**INFORMATION:**
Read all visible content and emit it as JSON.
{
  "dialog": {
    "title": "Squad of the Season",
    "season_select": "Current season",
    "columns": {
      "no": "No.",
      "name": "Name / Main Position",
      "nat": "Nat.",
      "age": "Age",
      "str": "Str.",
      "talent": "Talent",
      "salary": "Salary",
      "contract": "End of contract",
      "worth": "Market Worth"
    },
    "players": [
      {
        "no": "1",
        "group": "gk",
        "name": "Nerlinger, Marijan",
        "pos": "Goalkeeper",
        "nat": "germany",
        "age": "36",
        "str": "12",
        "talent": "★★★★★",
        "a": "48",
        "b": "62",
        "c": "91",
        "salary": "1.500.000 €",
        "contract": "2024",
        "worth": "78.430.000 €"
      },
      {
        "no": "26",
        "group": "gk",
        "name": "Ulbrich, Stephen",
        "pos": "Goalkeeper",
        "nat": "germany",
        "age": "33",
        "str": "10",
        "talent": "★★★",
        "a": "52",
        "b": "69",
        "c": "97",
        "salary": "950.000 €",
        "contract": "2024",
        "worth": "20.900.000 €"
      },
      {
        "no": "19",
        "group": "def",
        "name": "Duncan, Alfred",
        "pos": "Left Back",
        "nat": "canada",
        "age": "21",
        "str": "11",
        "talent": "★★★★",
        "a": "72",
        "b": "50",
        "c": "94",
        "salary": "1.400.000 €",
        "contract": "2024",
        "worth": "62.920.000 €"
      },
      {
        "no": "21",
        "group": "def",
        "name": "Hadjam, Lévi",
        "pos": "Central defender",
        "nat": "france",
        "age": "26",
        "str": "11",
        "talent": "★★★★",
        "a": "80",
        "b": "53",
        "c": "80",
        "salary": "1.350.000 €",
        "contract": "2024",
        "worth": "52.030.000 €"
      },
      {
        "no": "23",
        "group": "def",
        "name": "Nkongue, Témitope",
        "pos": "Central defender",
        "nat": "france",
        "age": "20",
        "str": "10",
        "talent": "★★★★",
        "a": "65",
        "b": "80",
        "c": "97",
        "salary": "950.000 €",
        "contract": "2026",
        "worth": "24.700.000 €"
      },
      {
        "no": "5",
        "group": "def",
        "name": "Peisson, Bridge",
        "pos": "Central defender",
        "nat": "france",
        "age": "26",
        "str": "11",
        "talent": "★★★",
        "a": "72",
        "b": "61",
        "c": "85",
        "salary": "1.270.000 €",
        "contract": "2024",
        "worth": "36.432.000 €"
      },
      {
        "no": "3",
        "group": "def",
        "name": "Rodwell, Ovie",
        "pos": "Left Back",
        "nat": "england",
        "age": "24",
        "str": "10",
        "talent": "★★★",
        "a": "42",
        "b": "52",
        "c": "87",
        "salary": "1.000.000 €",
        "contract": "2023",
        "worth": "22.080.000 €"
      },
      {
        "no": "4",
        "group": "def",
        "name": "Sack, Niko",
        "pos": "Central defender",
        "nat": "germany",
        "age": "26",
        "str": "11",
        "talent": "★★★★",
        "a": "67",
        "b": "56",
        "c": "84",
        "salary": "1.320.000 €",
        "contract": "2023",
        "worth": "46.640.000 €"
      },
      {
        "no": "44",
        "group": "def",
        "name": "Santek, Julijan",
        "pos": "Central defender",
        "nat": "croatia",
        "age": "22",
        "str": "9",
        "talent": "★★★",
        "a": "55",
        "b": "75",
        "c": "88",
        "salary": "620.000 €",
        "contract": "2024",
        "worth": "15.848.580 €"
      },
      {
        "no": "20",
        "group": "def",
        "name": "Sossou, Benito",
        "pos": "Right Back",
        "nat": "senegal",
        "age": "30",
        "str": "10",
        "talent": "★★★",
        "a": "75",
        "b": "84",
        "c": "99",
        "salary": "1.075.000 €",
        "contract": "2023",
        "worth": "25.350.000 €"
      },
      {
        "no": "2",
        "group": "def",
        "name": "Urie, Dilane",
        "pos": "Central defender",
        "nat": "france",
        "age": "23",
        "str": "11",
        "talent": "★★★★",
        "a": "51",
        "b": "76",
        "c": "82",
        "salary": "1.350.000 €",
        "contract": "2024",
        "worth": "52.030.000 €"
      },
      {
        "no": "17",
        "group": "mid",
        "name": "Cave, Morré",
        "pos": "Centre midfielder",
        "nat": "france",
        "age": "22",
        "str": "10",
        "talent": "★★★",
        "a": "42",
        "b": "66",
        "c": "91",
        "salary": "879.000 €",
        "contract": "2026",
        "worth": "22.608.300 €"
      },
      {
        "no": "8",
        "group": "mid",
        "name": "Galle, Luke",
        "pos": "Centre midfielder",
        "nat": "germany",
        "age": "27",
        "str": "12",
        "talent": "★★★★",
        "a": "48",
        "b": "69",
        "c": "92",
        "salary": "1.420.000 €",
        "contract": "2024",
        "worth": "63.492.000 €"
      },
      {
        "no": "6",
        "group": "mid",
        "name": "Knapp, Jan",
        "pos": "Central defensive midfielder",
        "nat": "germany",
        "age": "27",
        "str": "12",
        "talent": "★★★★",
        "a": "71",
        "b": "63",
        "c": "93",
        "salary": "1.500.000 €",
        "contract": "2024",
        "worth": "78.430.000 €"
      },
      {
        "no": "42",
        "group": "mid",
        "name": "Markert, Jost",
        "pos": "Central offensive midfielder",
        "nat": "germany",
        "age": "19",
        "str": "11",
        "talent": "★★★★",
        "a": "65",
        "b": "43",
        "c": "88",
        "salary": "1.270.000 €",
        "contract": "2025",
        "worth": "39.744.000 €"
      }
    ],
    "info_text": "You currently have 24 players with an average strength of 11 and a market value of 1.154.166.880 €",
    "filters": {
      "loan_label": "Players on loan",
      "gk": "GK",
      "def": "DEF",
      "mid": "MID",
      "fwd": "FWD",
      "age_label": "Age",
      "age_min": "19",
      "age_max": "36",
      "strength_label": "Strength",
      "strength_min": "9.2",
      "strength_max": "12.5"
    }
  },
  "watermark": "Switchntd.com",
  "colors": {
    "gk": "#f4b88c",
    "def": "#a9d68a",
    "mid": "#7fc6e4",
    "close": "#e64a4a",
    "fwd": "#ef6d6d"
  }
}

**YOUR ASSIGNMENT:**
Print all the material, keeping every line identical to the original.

**SOLUTION FOR THIS PROBLEM:**
Read all visible content and emit it as JSON.
{
  "dialog": {
    "title": "Squad of the Season",
    "season_select": "Current season",
    "columns": {
      "no": "No.",
      "name": "Name / Main Position",
      "nat": "Nat.",
      "age": "Age",
      "str": "Str.",
      "talent": "Talent",
      "salary": "Salary",
      "contract": "End of contract",
      "worth": "Market Worth"
    },
    "players": [
      {
        "no": "1",
        "group": "gk",
        "name": "Nerlinger, Marijan",
        "pos": "Goalkeeper",
        "nat": "germany",
        "age": "36",
        "str": "12",
        "talent": "★★★★★",
        "a": "48",
        "b": "62",
        "c": "91",
        "salary": "1.500.000 €",
        "contract": "2024",
        "worth": "78.430.000 €"
      },
      {
        "no": "26",
        "group": "gk",
        "name": "Ulbrich, Stephen",
        "pos": "Goalkeeper",
        "nat": "germany",
        "age": "33",
        "str": "10",
        "talent": "★★★",
        "a": "52",
        "b": "69",
        "c": "97",
        "salary": "950.000 €",
        "contract": "2024",
        "worth": "20.900.000 €"
      },
      {
        "no": "19",
        "group": "def",
        "name": "Duncan, Alfred",
        "pos": "Left Back",
        "nat": "canada",
        "age": "21",
        "str": "11",
        "talent": "★★★★",
        "a": "72",
        "b": "50",
        "c": "94",
        "salary": "1.400.000 €",
        "contract": "2024",
        "worth": "62.920.000 €"
      },
      {
        "no": "21",
        "group": "def",
        "name": "Hadjam, Lévi",
        "pos": "Central defender",
        "nat": "france",
        "age": "26",
        "str": "11",
        "talent": "★★★★",
        "a": "80",
        "b": "53",
        "c": "80",
        "salary": "1.350.000 €",
        "contract": "2024",
        "worth": "52.030.000 €"
      },
      {
        "no": "23",
        "group": "def",
        "name": "Nkongue, Témitope",
        "pos": "Central defender",
        "nat": "france",
        "age": "20",
        "str": "10",
        "talent": "★★★★",
        "a": "65",
        "b": "80",
        "c": "97",
        "salary": "950.000 €",
        "contract": "2026",
        "worth": "24.700.000 €"
      },
      {
        "no": "5",
        "group": "def",
        "name": "Peisson, Bridge",
        "pos": "Central defender",
        "nat": "france",
        "age": "26",
        "str": "11",
        "talent": "★★★",
        "a": "72",
        "b": "61",
        "c": "85",
        "salary": "1.270.000 €",
        "contract": "2024",
        "worth": "36.432.000 €"
      },
      {
        "no": "3",
        "group": "def",
        "name": "Rodwell, Ovie",
        "pos": "Left Back",
        "nat": "england",
        "age": "24",
        "str": "10",
        "talent": "★★★",
        "a": "42",
        "b": "52",
        "c": "87",
        "salary": "1.000.000 €",
        "contract": "2023",
        "worth": "22.080.000 €"
      },
      {
        "no": "4",
        "group": "def",
        "name": "Sack, Niko",
        "pos": "Central defender",
        "nat": "germany",
        "age": "26",
        "str": "11",
        "talent": "★★★★",
        "a": "67",
        "b": "56",
        "c": "84",
        "salary": "1.320.000 €",
        "contract": "2023",
        "worth": "46.640.000 €"
      },
      {
        "no": "44",
        "group": "def",
        "name": "Santek, Julijan",
        "pos": "Central defender",
        "nat": "croatia",
        "age": "22",
        "str": "9",
        "talent": "★★★",
        "a": "55",
        "b": "75",
        "c": "88",
        "salary": "620.000 €",
        "contract": "2024",
        "worth": "15.848.580 €"
      },
      {
        "no": "20",
        "group": "def",
        "name": "Sossou, Benito",
        "pos": "Right Back",
        "nat": "senegal",
        "age": "30",
        "str": "10",
        "talent": "★★★",
        "a": "75",
        "b": "84",
        "c": "99",
        "salary": "1.075.000 €",
        "contract": "2023",
        "worth": "25.350.000 €"
      },
      {
        "no": "2",
        "group": "def",
        "name": "Urie, Dilane",
        "pos": "Central defender",
        "nat": "france",
        "age": "23",
        "str": "11",
        "talent": "★★★★",
        "a": "51",
        "b": "76",
        "c": "82",
        "salary": "1.350.000 €",
        "contract": "2024",
        "worth": "52.030.000 €"
      },
      {
        "no": "17",
        "group": "mid",
        "name": "Cave, Morré",
        "pos": "Centre midfielder",
        "nat": "france",
        "age": "22",
        "str": "10",
        "talent": "★★★",
        "a": "42",
        "b": "66",
        "c": "91",
        "salary": "879.000 €",
        "contract": "2026",
        "worth": "22.608.300 €"
      },
      {
        "no": "8",
        "group": "mid",
        "name": "Galle, Luke",
        "pos": "Centre midfielder",
        "nat": "germany",
        "age": "27",
        "str": "12",
        "talent": "★★★★",
        "a": "48",
        "b": "69",
        "c": "92",
        "salary": "1.420.000 €",
        "contract": "2024",
        "worth": "63.492.000 €"
      },
      {
        "no": "6",
        "group": "mid",
        "name": "Knapp, Jan",
        "pos": "Central defensive midfielder",
        "nat": "germany",
        "age": "27",
        "str": "12",
        "talent": "★★★★",
        "a": "71",
        "b": "63",
        "c": "93",
        "salary": "1.500.000 €",
        "contract": "2024",
        "worth": "78.430.000 €"
      },
      {
        "no": "42",
        "group": "mid",
        "name": "Markert, Jost",
        "pos": "Central offensive midfielder",
        "nat": "germany",
        "age": "19",
        "str": "11",
        "talent": "★★★★",
        "a": "65",
        "b": "43",
        "c": "88",
        "salary": "1.270.000 €",
        "contract": "2025",
        "worth": "39.744.000 €"
      }
    ],
    "info_text": "You currently have 24 players with an average strength of 11 and a market value of 1.154.166.880 €",
    "filters": {
      "loan_label": "Players on loan",
      "gk": "GK",
      "def": "DEF",
      "mid": "MID",
      "fwd": "FWD",
      "age_label": "Age",
      "age_min": "19",
      "age_max": "36",
      "strength_label": "Strength",
      "strength_min": "9.2",
      "strength_max": "12.5"
    }
  },
  "watermark": "Switchntd.com",
  "colors": {
    "gk": "#f4b88c",
    "def": "#a9d68a",
    "mid": "#7fc6e4",
    "close": "#e64a4a",
    "fwd": "#ef6d6d"
  }
}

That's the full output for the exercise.